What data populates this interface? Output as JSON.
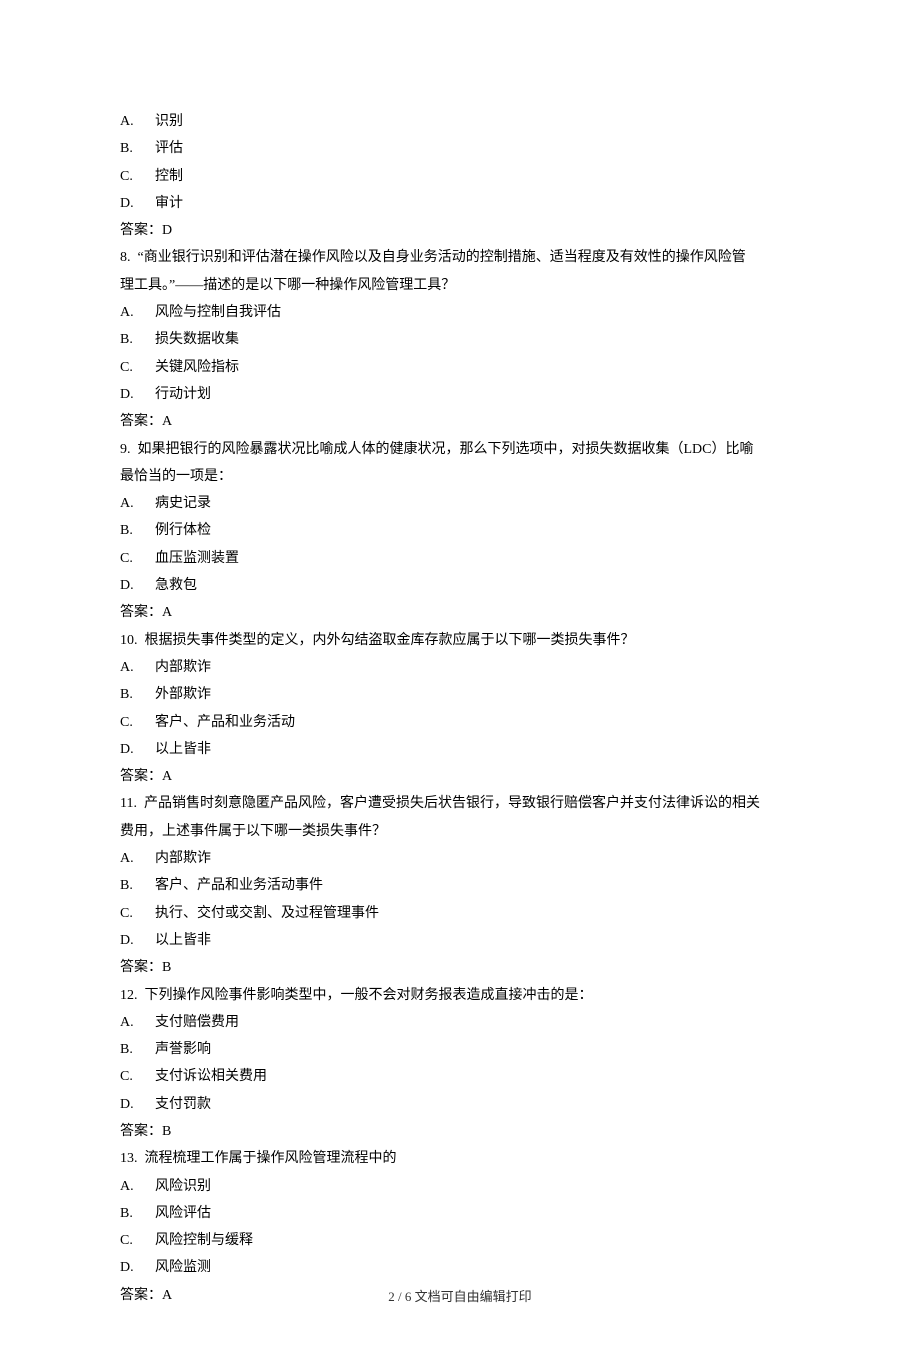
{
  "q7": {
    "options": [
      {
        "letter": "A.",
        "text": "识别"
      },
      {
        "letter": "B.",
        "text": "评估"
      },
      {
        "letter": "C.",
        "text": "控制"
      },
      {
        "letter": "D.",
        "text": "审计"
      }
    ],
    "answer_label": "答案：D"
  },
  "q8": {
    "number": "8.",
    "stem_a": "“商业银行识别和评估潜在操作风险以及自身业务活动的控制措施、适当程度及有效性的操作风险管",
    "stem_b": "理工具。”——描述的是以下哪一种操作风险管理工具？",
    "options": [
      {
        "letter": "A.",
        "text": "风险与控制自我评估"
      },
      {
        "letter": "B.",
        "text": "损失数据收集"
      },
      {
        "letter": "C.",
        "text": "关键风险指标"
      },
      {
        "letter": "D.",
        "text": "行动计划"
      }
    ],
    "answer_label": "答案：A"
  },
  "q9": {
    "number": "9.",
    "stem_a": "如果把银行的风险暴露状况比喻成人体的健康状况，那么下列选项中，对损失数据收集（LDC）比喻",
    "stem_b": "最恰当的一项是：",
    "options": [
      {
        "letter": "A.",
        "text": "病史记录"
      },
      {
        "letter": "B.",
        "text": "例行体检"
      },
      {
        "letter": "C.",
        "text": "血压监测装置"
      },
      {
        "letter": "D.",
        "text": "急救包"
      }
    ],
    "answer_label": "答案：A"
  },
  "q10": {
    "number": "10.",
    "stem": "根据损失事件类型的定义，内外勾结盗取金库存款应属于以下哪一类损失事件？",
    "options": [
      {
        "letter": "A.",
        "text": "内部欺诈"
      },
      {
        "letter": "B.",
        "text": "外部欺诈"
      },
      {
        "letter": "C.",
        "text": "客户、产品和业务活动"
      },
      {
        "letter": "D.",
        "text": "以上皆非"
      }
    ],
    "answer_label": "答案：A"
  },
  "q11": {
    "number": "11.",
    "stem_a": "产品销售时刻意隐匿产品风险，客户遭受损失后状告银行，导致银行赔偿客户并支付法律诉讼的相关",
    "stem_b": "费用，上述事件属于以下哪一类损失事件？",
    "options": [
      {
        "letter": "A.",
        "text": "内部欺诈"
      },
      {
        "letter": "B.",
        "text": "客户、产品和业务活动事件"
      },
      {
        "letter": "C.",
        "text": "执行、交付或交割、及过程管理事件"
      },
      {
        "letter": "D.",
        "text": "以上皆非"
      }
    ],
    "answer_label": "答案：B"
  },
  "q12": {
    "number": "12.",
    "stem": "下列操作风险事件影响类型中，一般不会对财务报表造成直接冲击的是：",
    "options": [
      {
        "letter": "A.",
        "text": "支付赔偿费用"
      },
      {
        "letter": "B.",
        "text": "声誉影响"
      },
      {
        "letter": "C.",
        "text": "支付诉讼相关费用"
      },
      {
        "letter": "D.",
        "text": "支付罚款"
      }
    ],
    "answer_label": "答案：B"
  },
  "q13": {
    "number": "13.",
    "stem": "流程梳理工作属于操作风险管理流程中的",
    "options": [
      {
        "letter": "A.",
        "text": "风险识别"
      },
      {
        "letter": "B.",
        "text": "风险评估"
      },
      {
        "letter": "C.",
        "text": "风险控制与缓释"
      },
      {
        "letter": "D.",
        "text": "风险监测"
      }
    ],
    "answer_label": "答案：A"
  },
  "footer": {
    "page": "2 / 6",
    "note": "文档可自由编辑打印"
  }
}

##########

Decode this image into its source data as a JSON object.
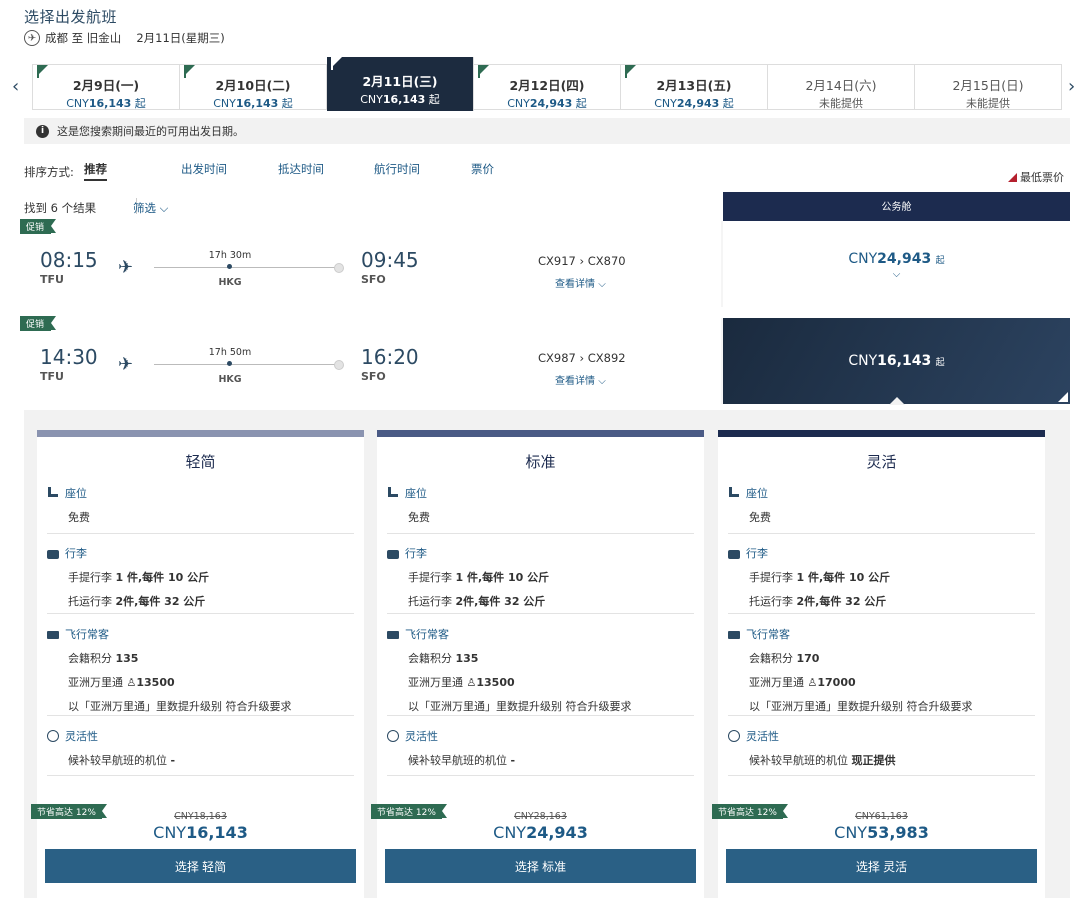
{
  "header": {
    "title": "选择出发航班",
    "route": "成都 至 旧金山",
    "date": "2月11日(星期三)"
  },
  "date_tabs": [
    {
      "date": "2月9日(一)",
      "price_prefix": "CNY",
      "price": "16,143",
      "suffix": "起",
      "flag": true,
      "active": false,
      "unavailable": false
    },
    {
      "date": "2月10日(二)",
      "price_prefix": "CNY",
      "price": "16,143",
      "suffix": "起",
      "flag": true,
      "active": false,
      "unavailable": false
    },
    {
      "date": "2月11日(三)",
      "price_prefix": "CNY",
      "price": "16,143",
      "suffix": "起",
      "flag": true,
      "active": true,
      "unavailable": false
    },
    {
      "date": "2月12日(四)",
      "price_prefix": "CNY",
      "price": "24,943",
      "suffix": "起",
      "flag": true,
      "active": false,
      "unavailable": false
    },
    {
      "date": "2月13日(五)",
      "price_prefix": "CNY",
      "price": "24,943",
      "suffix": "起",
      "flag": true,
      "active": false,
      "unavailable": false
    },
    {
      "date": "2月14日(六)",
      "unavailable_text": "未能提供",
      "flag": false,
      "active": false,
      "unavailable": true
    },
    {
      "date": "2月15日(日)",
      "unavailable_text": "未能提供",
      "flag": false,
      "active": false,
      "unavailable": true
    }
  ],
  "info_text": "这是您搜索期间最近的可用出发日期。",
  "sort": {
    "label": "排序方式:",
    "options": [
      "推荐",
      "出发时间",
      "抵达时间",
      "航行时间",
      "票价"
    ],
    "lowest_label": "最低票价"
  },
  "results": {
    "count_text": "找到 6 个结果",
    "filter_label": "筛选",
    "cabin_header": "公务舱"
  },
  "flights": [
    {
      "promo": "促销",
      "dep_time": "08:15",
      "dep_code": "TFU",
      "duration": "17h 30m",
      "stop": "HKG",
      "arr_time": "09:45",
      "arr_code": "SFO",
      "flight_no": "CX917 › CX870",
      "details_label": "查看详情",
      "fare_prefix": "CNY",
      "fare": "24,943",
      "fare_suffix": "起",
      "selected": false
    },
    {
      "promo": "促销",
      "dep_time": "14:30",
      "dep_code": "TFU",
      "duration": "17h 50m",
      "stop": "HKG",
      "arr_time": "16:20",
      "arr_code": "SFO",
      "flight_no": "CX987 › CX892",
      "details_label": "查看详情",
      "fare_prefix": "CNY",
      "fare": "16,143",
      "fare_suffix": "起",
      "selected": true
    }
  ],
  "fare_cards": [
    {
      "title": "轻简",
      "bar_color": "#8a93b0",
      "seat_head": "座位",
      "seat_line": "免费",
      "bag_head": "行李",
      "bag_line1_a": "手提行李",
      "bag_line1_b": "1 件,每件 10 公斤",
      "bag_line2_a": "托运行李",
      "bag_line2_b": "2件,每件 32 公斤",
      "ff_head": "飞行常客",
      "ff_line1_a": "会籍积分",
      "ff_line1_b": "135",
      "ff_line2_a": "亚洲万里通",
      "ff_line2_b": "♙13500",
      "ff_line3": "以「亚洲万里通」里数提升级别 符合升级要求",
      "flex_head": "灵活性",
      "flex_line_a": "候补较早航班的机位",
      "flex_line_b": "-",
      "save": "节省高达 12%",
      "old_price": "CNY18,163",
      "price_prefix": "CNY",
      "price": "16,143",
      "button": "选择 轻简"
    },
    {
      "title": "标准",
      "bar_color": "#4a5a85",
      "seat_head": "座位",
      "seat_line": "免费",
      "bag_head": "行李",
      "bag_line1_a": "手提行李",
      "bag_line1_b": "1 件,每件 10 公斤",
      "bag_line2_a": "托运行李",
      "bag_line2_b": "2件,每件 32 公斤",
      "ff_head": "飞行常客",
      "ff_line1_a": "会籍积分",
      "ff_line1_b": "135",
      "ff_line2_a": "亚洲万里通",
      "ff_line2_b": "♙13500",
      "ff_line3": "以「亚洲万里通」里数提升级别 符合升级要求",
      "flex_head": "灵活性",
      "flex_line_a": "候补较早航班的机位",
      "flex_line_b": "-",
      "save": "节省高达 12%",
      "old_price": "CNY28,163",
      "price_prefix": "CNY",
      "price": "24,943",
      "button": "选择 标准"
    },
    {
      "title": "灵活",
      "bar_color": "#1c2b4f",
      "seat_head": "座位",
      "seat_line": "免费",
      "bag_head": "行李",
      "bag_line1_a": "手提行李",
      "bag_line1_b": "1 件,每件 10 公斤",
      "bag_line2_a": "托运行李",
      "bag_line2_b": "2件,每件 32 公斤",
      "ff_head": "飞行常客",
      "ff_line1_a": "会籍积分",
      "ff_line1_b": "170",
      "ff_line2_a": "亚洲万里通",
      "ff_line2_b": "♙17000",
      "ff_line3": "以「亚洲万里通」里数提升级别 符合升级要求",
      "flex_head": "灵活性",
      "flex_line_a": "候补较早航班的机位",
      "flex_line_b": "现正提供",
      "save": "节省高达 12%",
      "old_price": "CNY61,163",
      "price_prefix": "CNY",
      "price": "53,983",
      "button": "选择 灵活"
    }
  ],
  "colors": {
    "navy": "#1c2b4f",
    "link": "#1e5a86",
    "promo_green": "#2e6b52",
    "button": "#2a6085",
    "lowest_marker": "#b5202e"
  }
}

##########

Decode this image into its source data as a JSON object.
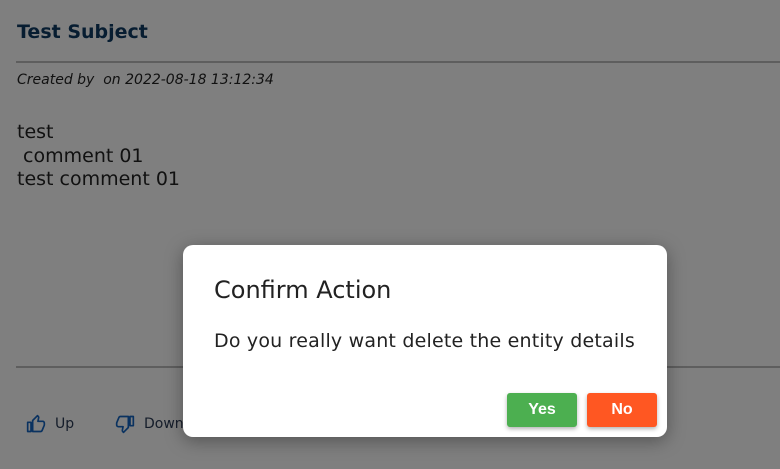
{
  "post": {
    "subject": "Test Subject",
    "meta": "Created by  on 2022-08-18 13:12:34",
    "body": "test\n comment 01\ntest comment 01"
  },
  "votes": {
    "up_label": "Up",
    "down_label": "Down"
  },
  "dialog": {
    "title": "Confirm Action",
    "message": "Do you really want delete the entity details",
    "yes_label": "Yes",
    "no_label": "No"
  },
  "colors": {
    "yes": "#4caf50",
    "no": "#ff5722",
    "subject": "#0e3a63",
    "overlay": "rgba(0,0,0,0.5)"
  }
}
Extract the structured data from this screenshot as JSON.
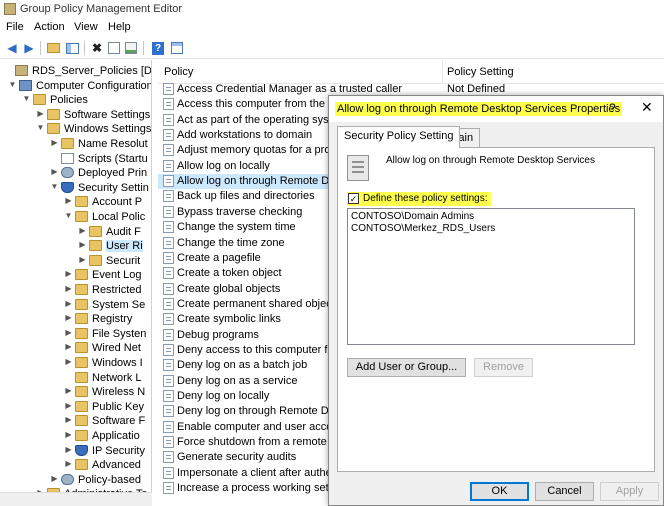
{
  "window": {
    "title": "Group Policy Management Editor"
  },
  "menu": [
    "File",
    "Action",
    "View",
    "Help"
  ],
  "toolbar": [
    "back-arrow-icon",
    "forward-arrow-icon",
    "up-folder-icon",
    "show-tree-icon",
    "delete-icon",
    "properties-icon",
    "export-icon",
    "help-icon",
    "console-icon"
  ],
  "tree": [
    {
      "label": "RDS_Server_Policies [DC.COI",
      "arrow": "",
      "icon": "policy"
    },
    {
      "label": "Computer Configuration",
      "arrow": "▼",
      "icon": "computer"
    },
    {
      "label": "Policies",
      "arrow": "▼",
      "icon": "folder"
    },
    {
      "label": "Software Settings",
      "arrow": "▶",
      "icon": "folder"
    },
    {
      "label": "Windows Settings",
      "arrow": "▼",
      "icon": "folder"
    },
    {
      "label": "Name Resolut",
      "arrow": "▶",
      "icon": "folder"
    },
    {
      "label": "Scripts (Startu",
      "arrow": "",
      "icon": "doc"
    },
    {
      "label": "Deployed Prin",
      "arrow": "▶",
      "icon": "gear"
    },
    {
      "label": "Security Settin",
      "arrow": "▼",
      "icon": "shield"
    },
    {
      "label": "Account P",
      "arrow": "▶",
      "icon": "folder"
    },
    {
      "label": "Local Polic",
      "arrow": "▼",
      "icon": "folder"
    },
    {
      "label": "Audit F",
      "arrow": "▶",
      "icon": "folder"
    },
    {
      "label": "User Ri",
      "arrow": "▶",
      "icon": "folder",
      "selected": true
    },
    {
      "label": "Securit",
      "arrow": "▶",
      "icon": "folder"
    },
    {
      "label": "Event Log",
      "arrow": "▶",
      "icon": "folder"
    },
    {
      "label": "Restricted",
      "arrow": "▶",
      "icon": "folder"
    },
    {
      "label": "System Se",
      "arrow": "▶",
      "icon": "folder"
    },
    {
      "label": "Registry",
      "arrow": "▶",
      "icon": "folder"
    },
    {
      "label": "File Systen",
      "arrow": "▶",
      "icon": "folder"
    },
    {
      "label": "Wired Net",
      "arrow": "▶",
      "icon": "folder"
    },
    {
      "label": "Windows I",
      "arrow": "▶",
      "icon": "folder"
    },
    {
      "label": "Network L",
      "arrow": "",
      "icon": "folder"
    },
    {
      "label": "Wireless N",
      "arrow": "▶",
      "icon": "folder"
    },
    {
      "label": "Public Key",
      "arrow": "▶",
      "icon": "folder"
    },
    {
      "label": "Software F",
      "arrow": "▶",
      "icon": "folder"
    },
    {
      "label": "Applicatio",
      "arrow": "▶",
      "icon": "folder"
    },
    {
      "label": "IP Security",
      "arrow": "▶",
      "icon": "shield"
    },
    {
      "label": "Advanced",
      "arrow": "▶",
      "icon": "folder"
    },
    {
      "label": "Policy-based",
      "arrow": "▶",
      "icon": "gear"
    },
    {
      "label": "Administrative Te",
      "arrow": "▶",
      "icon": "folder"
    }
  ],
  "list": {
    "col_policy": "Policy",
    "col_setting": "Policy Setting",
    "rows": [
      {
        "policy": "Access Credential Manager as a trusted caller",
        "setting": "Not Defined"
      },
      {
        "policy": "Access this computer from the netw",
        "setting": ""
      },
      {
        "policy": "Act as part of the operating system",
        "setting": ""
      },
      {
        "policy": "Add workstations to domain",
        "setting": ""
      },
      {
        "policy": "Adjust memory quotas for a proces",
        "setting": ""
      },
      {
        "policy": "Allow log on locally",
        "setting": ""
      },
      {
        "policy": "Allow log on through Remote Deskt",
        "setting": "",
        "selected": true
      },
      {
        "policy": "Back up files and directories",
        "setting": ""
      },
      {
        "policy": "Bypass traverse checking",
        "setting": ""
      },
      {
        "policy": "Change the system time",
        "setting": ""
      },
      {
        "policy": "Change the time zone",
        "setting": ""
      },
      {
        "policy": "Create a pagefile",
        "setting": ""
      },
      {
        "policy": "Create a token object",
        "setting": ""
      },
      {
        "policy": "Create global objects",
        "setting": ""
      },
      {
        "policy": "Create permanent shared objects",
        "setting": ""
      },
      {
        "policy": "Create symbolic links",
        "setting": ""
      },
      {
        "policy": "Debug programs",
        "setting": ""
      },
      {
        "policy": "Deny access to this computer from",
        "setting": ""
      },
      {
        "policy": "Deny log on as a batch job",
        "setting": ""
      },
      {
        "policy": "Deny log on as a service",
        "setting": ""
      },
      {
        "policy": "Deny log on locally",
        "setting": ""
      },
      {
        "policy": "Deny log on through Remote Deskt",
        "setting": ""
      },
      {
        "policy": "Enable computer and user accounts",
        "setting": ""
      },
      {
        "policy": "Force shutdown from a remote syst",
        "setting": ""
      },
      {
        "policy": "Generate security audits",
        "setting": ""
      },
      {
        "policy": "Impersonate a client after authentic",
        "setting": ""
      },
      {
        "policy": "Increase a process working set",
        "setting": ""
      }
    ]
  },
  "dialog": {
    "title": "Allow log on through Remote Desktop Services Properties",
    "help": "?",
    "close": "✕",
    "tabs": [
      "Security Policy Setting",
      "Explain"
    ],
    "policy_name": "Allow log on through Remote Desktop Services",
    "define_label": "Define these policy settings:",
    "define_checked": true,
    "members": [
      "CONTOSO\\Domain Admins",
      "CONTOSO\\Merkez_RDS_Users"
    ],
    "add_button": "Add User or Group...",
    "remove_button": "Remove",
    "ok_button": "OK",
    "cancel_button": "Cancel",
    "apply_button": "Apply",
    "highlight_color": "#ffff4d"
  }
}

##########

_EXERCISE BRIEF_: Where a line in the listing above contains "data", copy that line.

_COMPLETED TASK_:
What data populates this interface? Output as JSON.
Decode this image into its source data as a JSON object.
Decode this image into its source data as a JSON object.
Extract the structured data from this screenshot as JSON.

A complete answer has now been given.